28. Brigid Mae Power – “Sometimes” (Tompkins Square)
29. Fiona Brice – “Glastonbury” (Bella Union)
30. Paul Martin – “This Is The End” (Guerssen)
Compiled by Fractured Air, August 2016. The copyright in these recordings is the property of the individual artists and/or record labels. If you like the music, please support the artist by buying their records.
Part Two of our mix series for La Blogothèque. We’ve tried to include something here from as many of our favourite labels as possible.
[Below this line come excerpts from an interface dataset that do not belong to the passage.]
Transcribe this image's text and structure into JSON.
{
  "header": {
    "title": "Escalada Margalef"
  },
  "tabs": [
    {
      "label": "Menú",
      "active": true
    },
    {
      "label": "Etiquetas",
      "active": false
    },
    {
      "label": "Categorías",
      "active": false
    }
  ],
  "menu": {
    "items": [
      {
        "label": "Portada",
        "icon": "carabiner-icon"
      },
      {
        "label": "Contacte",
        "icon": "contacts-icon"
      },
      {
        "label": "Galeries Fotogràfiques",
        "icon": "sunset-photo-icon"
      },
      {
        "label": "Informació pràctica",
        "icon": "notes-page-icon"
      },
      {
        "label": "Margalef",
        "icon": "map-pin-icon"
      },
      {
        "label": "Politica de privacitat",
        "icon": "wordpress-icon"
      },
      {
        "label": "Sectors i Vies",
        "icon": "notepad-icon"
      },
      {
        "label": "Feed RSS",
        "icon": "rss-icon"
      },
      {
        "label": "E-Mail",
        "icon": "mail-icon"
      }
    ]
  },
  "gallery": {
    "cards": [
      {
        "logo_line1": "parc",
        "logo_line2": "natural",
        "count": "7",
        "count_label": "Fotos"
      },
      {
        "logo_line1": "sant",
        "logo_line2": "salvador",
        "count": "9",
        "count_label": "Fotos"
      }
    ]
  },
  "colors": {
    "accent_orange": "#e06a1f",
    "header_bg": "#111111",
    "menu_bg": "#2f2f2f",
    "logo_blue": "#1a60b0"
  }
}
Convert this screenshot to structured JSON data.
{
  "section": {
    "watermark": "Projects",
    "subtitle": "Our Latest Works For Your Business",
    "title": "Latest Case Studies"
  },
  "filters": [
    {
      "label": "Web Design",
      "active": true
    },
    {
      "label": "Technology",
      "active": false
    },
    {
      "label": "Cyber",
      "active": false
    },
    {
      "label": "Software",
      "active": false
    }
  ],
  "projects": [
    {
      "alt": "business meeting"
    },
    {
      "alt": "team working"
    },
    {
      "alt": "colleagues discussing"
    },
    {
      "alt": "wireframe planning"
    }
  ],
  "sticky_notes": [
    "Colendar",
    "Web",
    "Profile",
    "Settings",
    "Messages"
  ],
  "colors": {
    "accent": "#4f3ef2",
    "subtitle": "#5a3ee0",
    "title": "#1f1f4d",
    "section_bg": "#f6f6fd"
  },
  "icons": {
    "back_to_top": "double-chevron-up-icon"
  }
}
Also included is a short excerpt from an interview we did with the legendary Los Angeles-based folk singer Linda Perhacs (to coincide with the release of her second solo LP “The Soul Of All Natural Things” on Asthmatic Kitty in 2014). February’s mix also comprises a few original scores to films (“Belladonna of Sadness”, “#HORROR”, “Mistress America” and “Mustang”) where each soundtrack certainly conveys a very singular mood and spirit for their respective subjects (and films). While it’s a little foolish to single out a particular song/artist (isn’t that the complete opposite of what a mixtape is supposed to be?) we would like to conclude by mentioning someone very special whom we only recently discovered: Tia Blake (thanks to Josh Rosenthal’s gorgeous book “The Record Store of the Mind”); her sole album was 1971’s “Folksongs And Ballads” (by “Tia Blake and her folk-group”), a most beautiful and precious thing indeed.
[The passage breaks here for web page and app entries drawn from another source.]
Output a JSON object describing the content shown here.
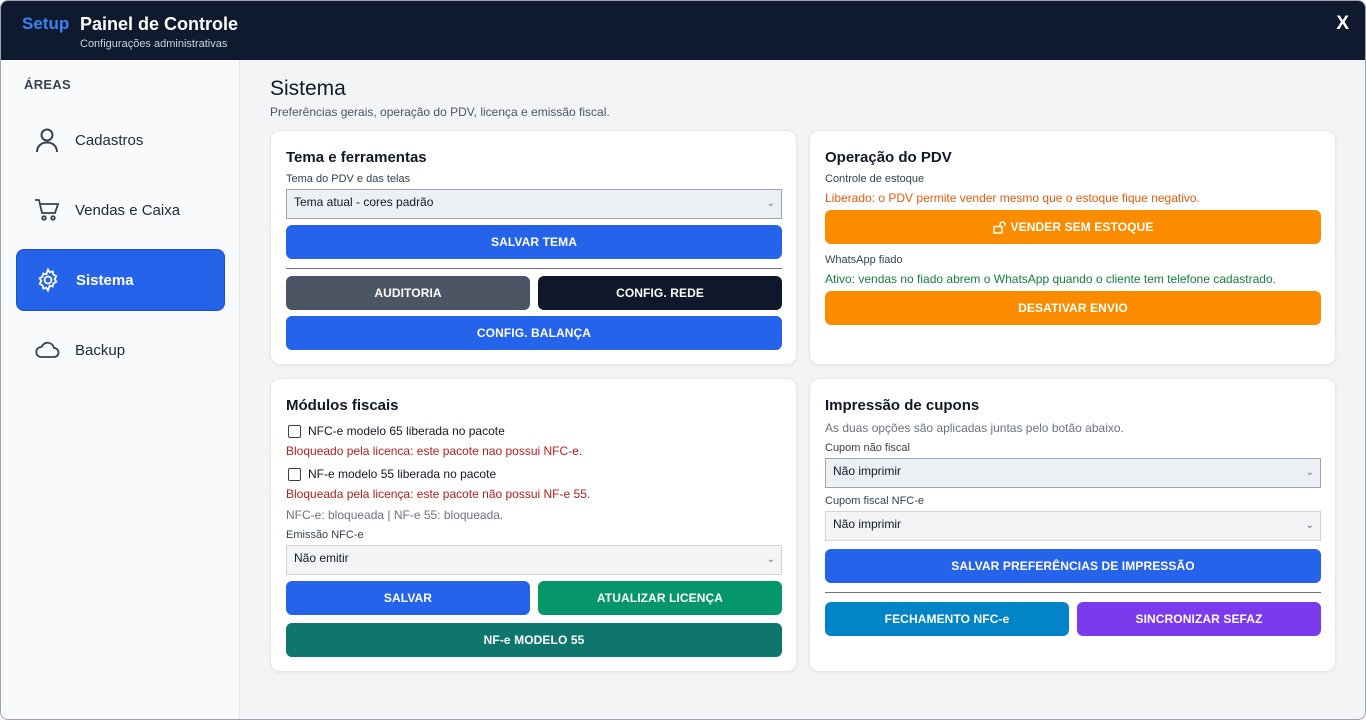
{
  "header": {
    "brand": "Setup",
    "title": "Painel de Controle",
    "subtitle": "Configurações administrativas",
    "close_label": "X"
  },
  "sidebar": {
    "section_label": "ÁREAS",
    "items": [
      {
        "label": "Cadastros",
        "icon": "user-icon"
      },
      {
        "label": "Vendas e Caixa",
        "icon": "cart-icon"
      },
      {
        "label": "Sistema",
        "icon": "gear-icon",
        "active": true
      },
      {
        "label": "Backup",
        "icon": "cloud-icon"
      }
    ]
  },
  "main": {
    "title": "Sistema",
    "subtitle": "Preferências gerais, operação do PDV, licença e emissão fiscal."
  },
  "tema": {
    "title": "Tema e ferramentas",
    "theme_label": "Tema do PDV e das telas",
    "theme_value": "Tema atual - cores padrão",
    "save_theme": "SALVAR TEMA",
    "audit": "AUDITORIA",
    "network": "CONFIG. REDE",
    "scale": "CONFIG. BALANÇA"
  },
  "pdv": {
    "title": "Operação do PDV",
    "stock_label": "Controle de estoque",
    "stock_status": "Liberado: o PDV permite vender mesmo que o estoque fique negativo.",
    "sell_without_stock": "VENDER SEM ESTOQUE",
    "whatsapp_label": "WhatsApp fiado",
    "whatsapp_status": "Ativo: vendas no fiado abrem o WhatsApp quando o cliente tem telefone cadastrado.",
    "disable_send": "DESATIVAR ENVIO"
  },
  "fiscal": {
    "title": "Módulos fiscais",
    "nfce_check": "NFC-e modelo 65 liberada no pacote",
    "nfce_blocked": "Bloqueado pela licenca: este pacote nao possui NFC-e.",
    "nfe_check": "NF-e modelo 55 liberada no pacote",
    "nfe_blocked": "Bloqueada pela licença: este pacote não possui NF-e 55.",
    "summary": "NFC-e: bloqueada | NF-e 55: bloqueada.",
    "emission_label": "Emissão NFC-e",
    "emission_value": "Não emitir",
    "save": "SALVAR",
    "update_license": "ATUALIZAR LICENÇA",
    "nfe_model": "NF-e MODELO 55"
  },
  "print": {
    "title": "Impressão de cupons",
    "note": "As duas opções são aplicadas juntas pelo botão abaixo.",
    "non_fiscal_label": "Cupom não fiscal",
    "non_fiscal_value": "Não imprimir",
    "fiscal_label": "Cupom fiscal NFC-e",
    "fiscal_value": "Não imprimir",
    "save_prefs": "SALVAR PREFERÊNCIAS DE IMPRESSÃO",
    "closing": "FECHAMENTO NFC-e",
    "sync": "SINCRONIZAR SEFAZ"
  },
  "colors": {
    "header_bg": "#0f1a2e",
    "accent_blue": "#2563eb",
    "orange": "#fb8c00",
    "green": "#059669",
    "teal": "#0f766e",
    "purple": "#7c3aed",
    "sky": "#0284c7"
  }
}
Fractured Air x Blogothèque – S1E2 | February mix
To Read/listen on La Blogothèque:
01. Fire! – “She Bid a Meaningless Farewell” (Rune Grammofon)
02. Dawn of Midi – “Ijiraq” (Erased Tapes)
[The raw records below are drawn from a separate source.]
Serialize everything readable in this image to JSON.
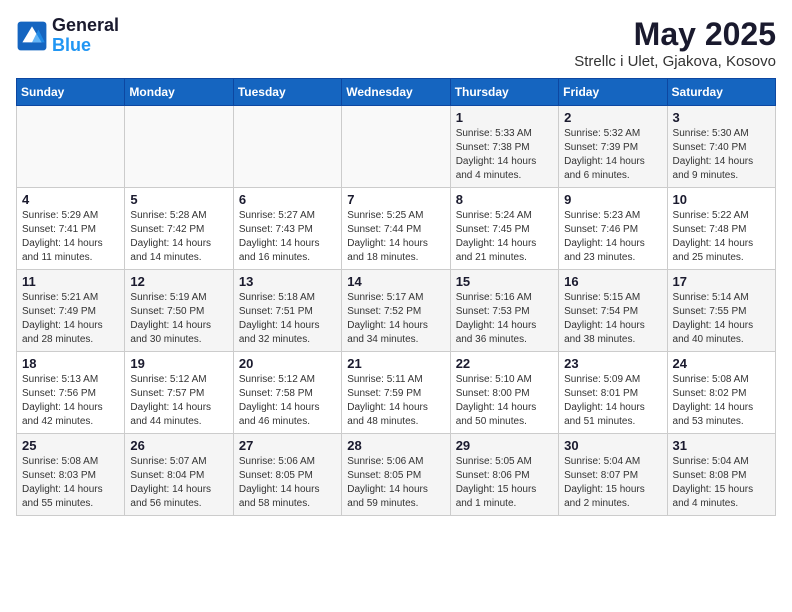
{
  "logo": {
    "line1": "General",
    "line2": "Blue"
  },
  "title": "May 2025",
  "subtitle": "Strellc i Ulet, Gjakova, Kosovo",
  "days_of_week": [
    "Sunday",
    "Monday",
    "Tuesday",
    "Wednesday",
    "Thursday",
    "Friday",
    "Saturday"
  ],
  "weeks": [
    [
      {
        "day": "",
        "info": ""
      },
      {
        "day": "",
        "info": ""
      },
      {
        "day": "",
        "info": ""
      },
      {
        "day": "",
        "info": ""
      },
      {
        "day": "1",
        "info": "Sunrise: 5:33 AM\nSunset: 7:38 PM\nDaylight: 14 hours\nand 4 minutes."
      },
      {
        "day": "2",
        "info": "Sunrise: 5:32 AM\nSunset: 7:39 PM\nDaylight: 14 hours\nand 6 minutes."
      },
      {
        "day": "3",
        "info": "Sunrise: 5:30 AM\nSunset: 7:40 PM\nDaylight: 14 hours\nand 9 minutes."
      }
    ],
    [
      {
        "day": "4",
        "info": "Sunrise: 5:29 AM\nSunset: 7:41 PM\nDaylight: 14 hours\nand 11 minutes."
      },
      {
        "day": "5",
        "info": "Sunrise: 5:28 AM\nSunset: 7:42 PM\nDaylight: 14 hours\nand 14 minutes."
      },
      {
        "day": "6",
        "info": "Sunrise: 5:27 AM\nSunset: 7:43 PM\nDaylight: 14 hours\nand 16 minutes."
      },
      {
        "day": "7",
        "info": "Sunrise: 5:25 AM\nSunset: 7:44 PM\nDaylight: 14 hours\nand 18 minutes."
      },
      {
        "day": "8",
        "info": "Sunrise: 5:24 AM\nSunset: 7:45 PM\nDaylight: 14 hours\nand 21 minutes."
      },
      {
        "day": "9",
        "info": "Sunrise: 5:23 AM\nSunset: 7:46 PM\nDaylight: 14 hours\nand 23 minutes."
      },
      {
        "day": "10",
        "info": "Sunrise: 5:22 AM\nSunset: 7:48 PM\nDaylight: 14 hours\nand 25 minutes."
      }
    ],
    [
      {
        "day": "11",
        "info": "Sunrise: 5:21 AM\nSunset: 7:49 PM\nDaylight: 14 hours\nand 28 minutes."
      },
      {
        "day": "12",
        "info": "Sunrise: 5:19 AM\nSunset: 7:50 PM\nDaylight: 14 hours\nand 30 minutes."
      },
      {
        "day": "13",
        "info": "Sunrise: 5:18 AM\nSunset: 7:51 PM\nDaylight: 14 hours\nand 32 minutes."
      },
      {
        "day": "14",
        "info": "Sunrise: 5:17 AM\nSunset: 7:52 PM\nDaylight: 14 hours\nand 34 minutes."
      },
      {
        "day": "15",
        "info": "Sunrise: 5:16 AM\nSunset: 7:53 PM\nDaylight: 14 hours\nand 36 minutes."
      },
      {
        "day": "16",
        "info": "Sunrise: 5:15 AM\nSunset: 7:54 PM\nDaylight: 14 hours\nand 38 minutes."
      },
      {
        "day": "17",
        "info": "Sunrise: 5:14 AM\nSunset: 7:55 PM\nDaylight: 14 hours\nand 40 minutes."
      }
    ],
    [
      {
        "day": "18",
        "info": "Sunrise: 5:13 AM\nSunset: 7:56 PM\nDaylight: 14 hours\nand 42 minutes."
      },
      {
        "day": "19",
        "info": "Sunrise: 5:12 AM\nSunset: 7:57 PM\nDaylight: 14 hours\nand 44 minutes."
      },
      {
        "day": "20",
        "info": "Sunrise: 5:12 AM\nSunset: 7:58 PM\nDaylight: 14 hours\nand 46 minutes."
      },
      {
        "day": "21",
        "info": "Sunrise: 5:11 AM\nSunset: 7:59 PM\nDaylight: 14 hours\nand 48 minutes."
      },
      {
        "day": "22",
        "info": "Sunrise: 5:10 AM\nSunset: 8:00 PM\nDaylight: 14 hours\nand 50 minutes."
      },
      {
        "day": "23",
        "info": "Sunrise: 5:09 AM\nSunset: 8:01 PM\nDaylight: 14 hours\nand 51 minutes."
      },
      {
        "day": "24",
        "info": "Sunrise: 5:08 AM\nSunset: 8:02 PM\nDaylight: 14 hours\nand 53 minutes."
      }
    ],
    [
      {
        "day": "25",
        "info": "Sunrise: 5:08 AM\nSunset: 8:03 PM\nDaylight: 14 hours\nand 55 minutes."
      },
      {
        "day": "26",
        "info": "Sunrise: 5:07 AM\nSunset: 8:04 PM\nDaylight: 14 hours\nand 56 minutes."
      },
      {
        "day": "27",
        "info": "Sunrise: 5:06 AM\nSunset: 8:05 PM\nDaylight: 14 hours\nand 58 minutes."
      },
      {
        "day": "28",
        "info": "Sunrise: 5:06 AM\nSunset: 8:05 PM\nDaylight: 14 hours\nand 59 minutes."
      },
      {
        "day": "29",
        "info": "Sunrise: 5:05 AM\nSunset: 8:06 PM\nDaylight: 15 hours\nand 1 minute."
      },
      {
        "day": "30",
        "info": "Sunrise: 5:04 AM\nSunset: 8:07 PM\nDaylight: 15 hours\nand 2 minutes."
      },
      {
        "day": "31",
        "info": "Sunrise: 5:04 AM\nSunset: 8:08 PM\nDaylight: 15 hours\nand 4 minutes."
      }
    ]
  ]
}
03. nonkeen – “chasing god through palmyra” (R&S)
04. 1115 – “The Drowned World I” (Alien Transistor)
05. Julia Holter – “Vasquez” (Domino)
06. Kaitlyn Aurelia Smith – “Arthropoda” (Western Vinyl)
07. Cool Maritime – “Spring” (Leaving)
08. Linda Perhacs – Interview (excerpt) (Fractured Air)
09. Linda Perhacs – “Parallelograms” (Kapp/Sunbeam)
10. Jóhann Jóhannsson with Hildur Guðnadóttir & Robert Aiki Aubrey Lowe – “End of Summer Part 4” (excerpt) (Sonic Pieces)
11. Bob Dylan – “Father Of Night” (Columbia)
12. Lubomyr Melnyk – “Sunshimmers” (Erased Tapes)
13. Lee Hazlewood – “Hands” (MGM, Ace)
14. Masahiko Sato – “Valle Incantata” (Belladonna of Sadness OST, Finders Keepers)
15. The Fabulous Luckett Brothers – “Help Me to Carry On” (Honest Jon’s)
16. A Hawk And A Hacksaw – “Wedding Theme (Ukraine)” (LM Dupli-Cation)
17. Calexico – “When Only The Ashes Are Left” (Our Soil, Our Strength)
18. Thomas Köner – “Tiento de la Luz 4” (excerpt) (Denovali)
19. Ricardo Donoso – “Morning Criminal” (Denovali)
20. EMA – “Amnesia Haze (Vox & Guitar Only)” (#HORROR OST, City Slang)
21. Dean Wareham & Britta Phillips – “Mistress America” (Mistress America OST, Milan)
22. Alex Smoke – “Fair Is Foul” (R&S)
23. Lord RAJA – “Footwork” (Ghostly International)
24. Roly Porter – “In System” (Tri Angle)
25. Warren Ellis – “Mustang” (Mustang OST, Milan)
26. Tia Blake – “The Rising of the Moon” (Water)
27. Langley Schools Music Project – “Space Oddity” (Bar/None)
28. Qluster – “In deinen Händen” (Bureau B)
Compiled by Fractured Air, February 2016. The copyright in these recordings is the property of the individual artists and/or record labels. If you like the music, please support the artist by buying their records.